The Nvidia GeForce GTX 1060 with the Max-Q design is a mobile high-end GPU from the Pascal series. It is designed for thin and light laptops and about 10-15% slower than a regular GTX 1060 for laptops based on the cooling capabilities. The base frequency (1063-1265 MHz) is also much lower than on the regular GTX 1060 (1506 MHz, at least -16%) and the Boost (1341-1480 MHz) is also much lower compared to 1708 MHz (at least -13%) for the regular GTX 1060. The memory clock, however, is identical.
The clock is not the only difference compared to the regular GTX 1060 though. The drivers for the Max-Q version were optimized for efficiency (and not performance; only for Max-Q models), there are optimized voltage converters for 1V operation, high-end cooling methods, and a 40 dB limit for the fan noise (with clock adjustments to ensure this at all times).
The GP106 chip is produced in 16nm FinFET at TSMC and offers a range of new features, like DisplayPort 1.4 (ready), HDMI 2.0b, HDR, Simultaneous Multi-Projection (SMP) and improved H.265 video de- and encoding (PlayReady 3.0). A list of improvements and features can be found in our article on the Pascal architecture.
The power consumption of the Max-Q design is notably lower than the normal GTX 1060 for laptops and ranges between 60 and 70 Watt (TGP) according to Nvidia.
The Nvidia GeForce GTX 1080 for laptops (formerly known as GTX 1080M) is the mobile counterpart of the desktop GeForce GTX 1080. It uses the same GP104 chip and was officially announced at 16. August. The performance should be around +-10% of a non overclocked desktop GTX 1080. The amount of shaders and other technical specifications should be identical.
The mobile GTX1080 is the successor to the GeForce GTX 980 for Laptops and offers a significantly higher performance at the same TDP.
For thin and light laptops Nvidia offer a Max-Q called version of the GTX 1080 with lower TDP and also significantly lower performance. Sadly this variant im sold with the same GTX 1080 name, making it hard to judge the performance.
The performance depends on the used thermal headroom, processor and game. In our benchmarks the mobile GTX 1080 was between 0 to 10 percent slower than the desktop GTX 1080. Therefore, the card also allows gaming in 4k for modern and demanding games of 2017. However, the performance depends on the cooling and TDP settings in each laptop. E.g. the MSI GT73VR (200 W TDP) is much faster than the 1080 in the Razer Blade Pro (<=150 W).

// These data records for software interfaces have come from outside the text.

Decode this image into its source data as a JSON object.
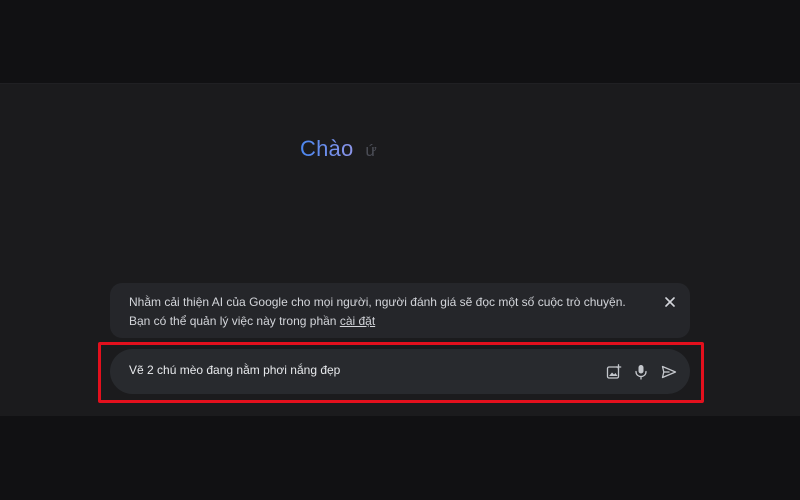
{
  "greeting": {
    "word": "Chào",
    "name": "ứ"
  },
  "notice": {
    "text": "Nhằm cải thiện AI của Google cho mọi người, người đánh giá sẽ đọc một số cuộc trò chuyện. Bạn có thể quản lý việc này trong phần ",
    "link_label": "cài đặt",
    "close_icon": "close-icon"
  },
  "prompt": {
    "value": "Vẽ 2 chú mèo đang nằm phơi nắng đẹp",
    "icons": [
      "add-image-icon",
      "microphone-icon",
      "send-icon"
    ]
  },
  "colors": {
    "background": "#1b1b1d",
    "surface": "#282a2e",
    "highlight": "#e3101d",
    "gradient_start": "#4a86f0",
    "gradient_end": "#8c95e8"
  }
}
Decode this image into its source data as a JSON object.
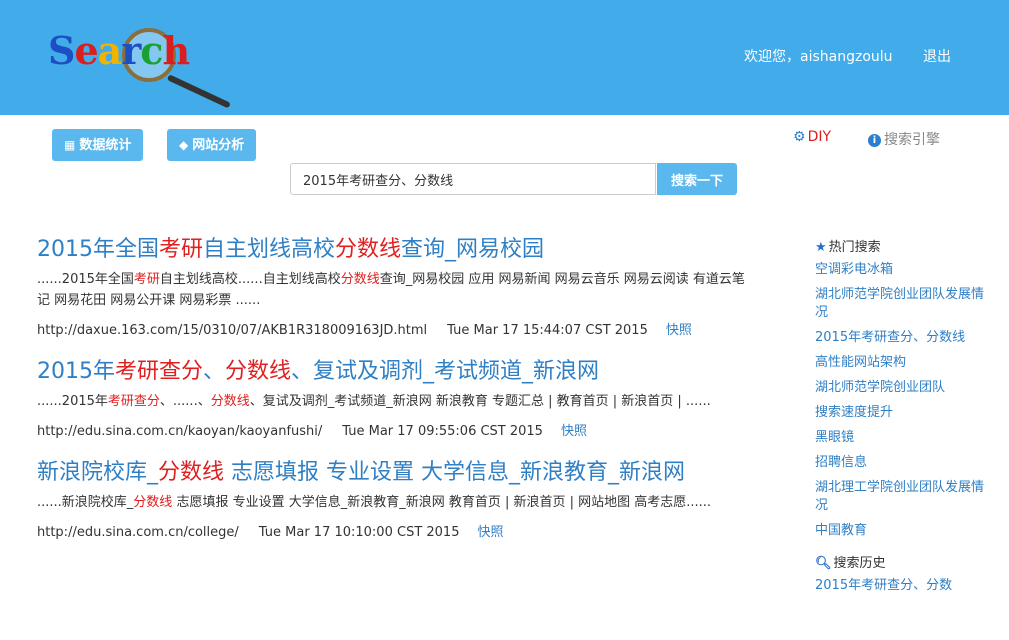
{
  "header": {
    "logo": {
      "l1": "S",
      "l2": "e",
      "l3": "a",
      "l4": "r",
      "l5": "c",
      "l6": "h"
    },
    "welcome": "欢迎您，aishangzoulu",
    "logout": "退出"
  },
  "toolbar": {
    "stats": "数据统计",
    "analysis": "网站分析",
    "diy": "DIY",
    "engines": "搜索引擎"
  },
  "search": {
    "query": "2015年考研查分、分数线",
    "button": "搜索一下"
  },
  "results": [
    {
      "title": {
        "a": "2015年全国",
        "b": "考研",
        "c": "自主划线高校",
        "d": "分数线",
        "e": "查询_网易校园"
      },
      "snippet": {
        "a": "......2015年全国",
        "b": "考研",
        "c": "自主划线高校......自主划线高校",
        "d": "分数线",
        "e": "查询_网易校园 应用 网易新闻 网易云音乐 网易云阅读 有道云笔记 网易花田 网易公开课 网易彩票 ......"
      },
      "url": "http://daxue.163.com/15/0310/07/AKB1R318009163JD.html",
      "time": "Tue Mar 17 15:44:07 CST 2015",
      "snapshot": "快照"
    },
    {
      "title": {
        "a": "2015年",
        "b": "考研查分",
        "c": "、",
        "d": "分数线",
        "e": "、复试及调剂_考试频道_新浪网"
      },
      "snippet": {
        "a": "......2015年",
        "b": "考研查分",
        "c": "、......、",
        "d": "分数线",
        "e": "、复试及调剂_考试频道_新浪网 新浪教育 专题汇总 |  教育首页 |  新浪首页 |  ......"
      },
      "url": "http://edu.sina.com.cn/kaoyan/kaoyanfushi/",
      "time": "Tue Mar 17 09:55:06 CST 2015",
      "snapshot": "快照"
    },
    {
      "title": {
        "a": "新浪院校库_",
        "b": "分数线",
        "c": " 志愿填报 专业设置 大学信息_新浪教育_新浪网"
      },
      "snippet": {
        "a": "......新浪院校库_",
        "b": "分数线",
        "c": " 志愿填报 专业设置 大学信息_新浪教育_新浪网 教育首页 |  新浪首页 |  网站地图 高考志愿......"
      },
      "url": "http://edu.sina.com.cn/college/",
      "time": "Tue Mar 17 10:10:00 CST 2015",
      "snapshot": "快照"
    }
  ],
  "sidebar": {
    "hot_title": "热门搜索",
    "hot": [
      "空调彩电冰箱",
      "湖北师范学院创业团队发展情况",
      "2015年考研查分、分数线",
      "高性能网站架构",
      "湖北师范学院创业团队",
      "搜索速度提升",
      "黑眼镜",
      "招聘信息",
      "湖北理工学院创业团队发展情况",
      "中国教育"
    ],
    "history_title": "搜索历史",
    "history": [
      "2015年考研查分、分数"
    ]
  }
}
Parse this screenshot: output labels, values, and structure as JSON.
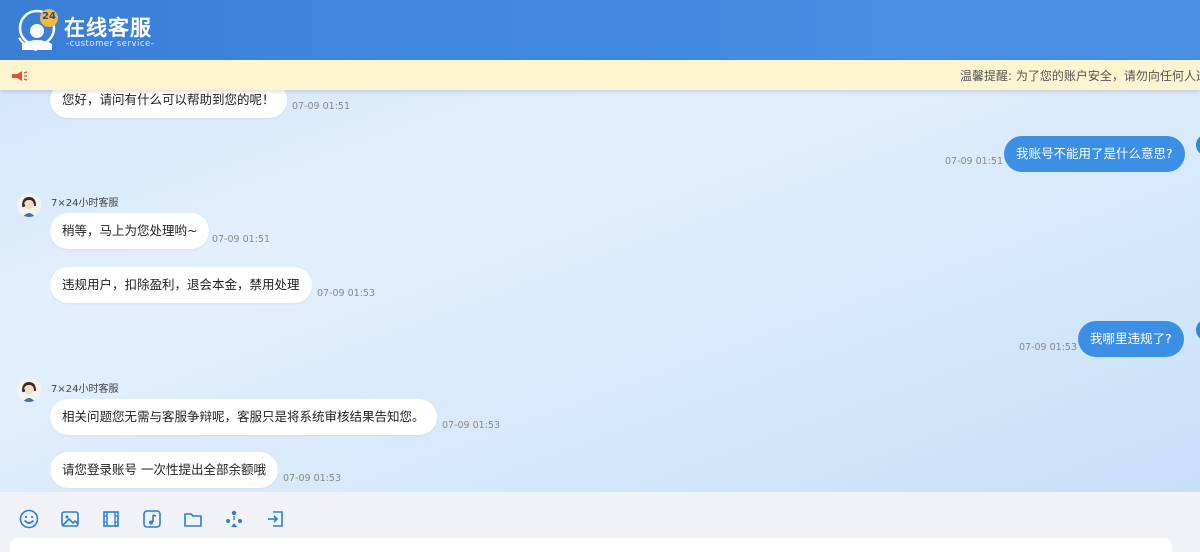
{
  "header": {
    "title": "在线客服",
    "subtitle": "-customer service-",
    "logo_badge": "24"
  },
  "notice": {
    "text": "温馨提醒: 为了您的账户安全，请勿向任何人透露"
  },
  "messages": [
    {
      "side": "left",
      "text": "您好，请问有什么可以帮助到您的呢！",
      "time": "07-09 01:51"
    },
    {
      "side": "right",
      "text": "我账号不能用了是什么意思?",
      "time": "07-09 01:51"
    },
    {
      "side": "left",
      "sender": "7×24小时客服",
      "text": "稍等，马上为您处理哟~",
      "time": "07-09 01:51"
    },
    {
      "side": "left",
      "text": "违规用户，扣除盈利，退会本金，禁用处理",
      "time": "07-09 01:53"
    },
    {
      "side": "right",
      "text": "我哪里违规了?",
      "time": "07-09 01:53"
    },
    {
      "side": "left",
      "sender": "7×24小时客服",
      "text": "相关问题您无需与客服争辩呢，客服只是将系统审核结果告知您。",
      "time": "07-09 01:53"
    },
    {
      "side": "left",
      "text": "请您登录账号 一次性提出全部余额哦",
      "time": "07-09 01:53"
    }
  ],
  "toolbar": {
    "icons": [
      "emoji-icon",
      "image-icon",
      "video-icon",
      "music-icon",
      "folder-icon",
      "transfer-agent-icon",
      "exit-icon"
    ]
  },
  "colors": {
    "header": "#3f88e0",
    "notice_bg": "#fdf5cf",
    "right_bubble": "#3b8fe4",
    "left_bubble": "#ffffff"
  }
}
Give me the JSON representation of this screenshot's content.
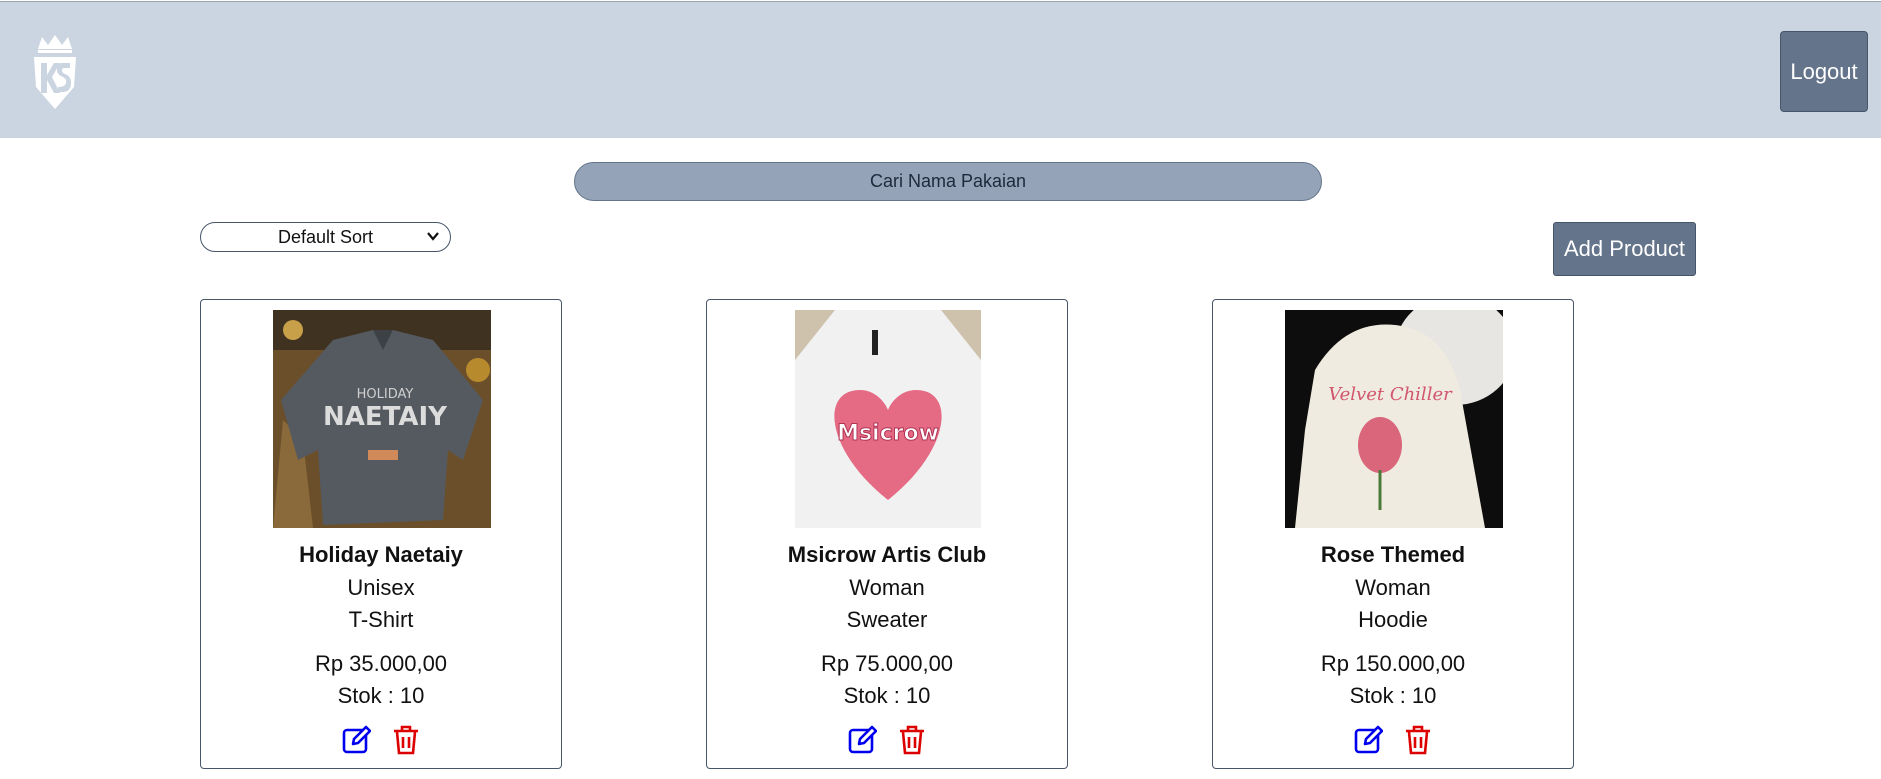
{
  "header": {
    "logout_label": "Logout",
    "logo_icon": "ks-crown-logo"
  },
  "search": {
    "placeholder": "Cari Nama Pakaian"
  },
  "sort": {
    "selected": "Default Sort"
  },
  "add_product_label": "Add Product",
  "colors": {
    "header_bg": "#cbd5e1",
    "button_bg": "#64748b",
    "search_bg": "#94a3b8",
    "edit_icon": "#0000ee",
    "delete_icon": "#dd0000"
  },
  "products": [
    {
      "name": "Holiday Naetaiy",
      "gender": "Unisex",
      "type": "T-Shirt",
      "price": "Rp 35.000,00",
      "stock": "Stok : 10",
      "image": "gray-tshirt-photo"
    },
    {
      "name": "Msicrow Artis Club",
      "gender": "Woman",
      "type": "Sweater",
      "price": "Rp 75.000,00",
      "stock": "Stok : 10",
      "image": "white-sweater-photo"
    },
    {
      "name": "Rose Themed",
      "gender": "Woman",
      "type": "Hoodie",
      "price": "Rp 150.000,00",
      "stock": "Stok : 10",
      "image": "cream-hoodie-photo"
    }
  ]
}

The GP104 chip is manufactured in 16nm FinFET process at TSMC and offers a range of new features. DisplayPort 1.4 (ready), HDMI 2.0b, HDR, Simultaneous Multi-Projection (SMP), improved H.265 video en- and decoders (for PlayReady 3.0) are only some of the improvements. See our detailed Pascal architecture article for more details.
Due to the high TDP, the mobile GTX 1080 is only suited for large laptops with high performance cooling solutions. The power consumption is ranging from 150 to 200 Watt (according to Nvidia, up to 220 W in the Asus G701VIK, G800, GX800). A low power version (Max-Q) is available beginning summer 2017 with a reduced TGP of 90 - 110 Watt (at a reduced performance).
Average Benchmarks NVIDIA GeForce GTX 1060 Max-Q → 100%n=25
Average Benchmarks NVIDIA GeForce GTX 1080 Mobile → 181%n=25
Average Benchmarks NVIDIA GeForce GTX 1060 (Desktop) → 121%n=25
- Range of benchmark values for this graphics card - Average benchmark values for this graphics card * Smaller numbers mean a higher performance 1 This benchmark is not used for the average calculation
The following benchmarks stem from our benchmarks of review laptops. The performance depends on the used graphics memory, clock rate, processor, system settings, drivers, and operating systems. So the results don't have to be representative for all laptops with this GPU. For detailed information on the benchmark results, click on the fps number.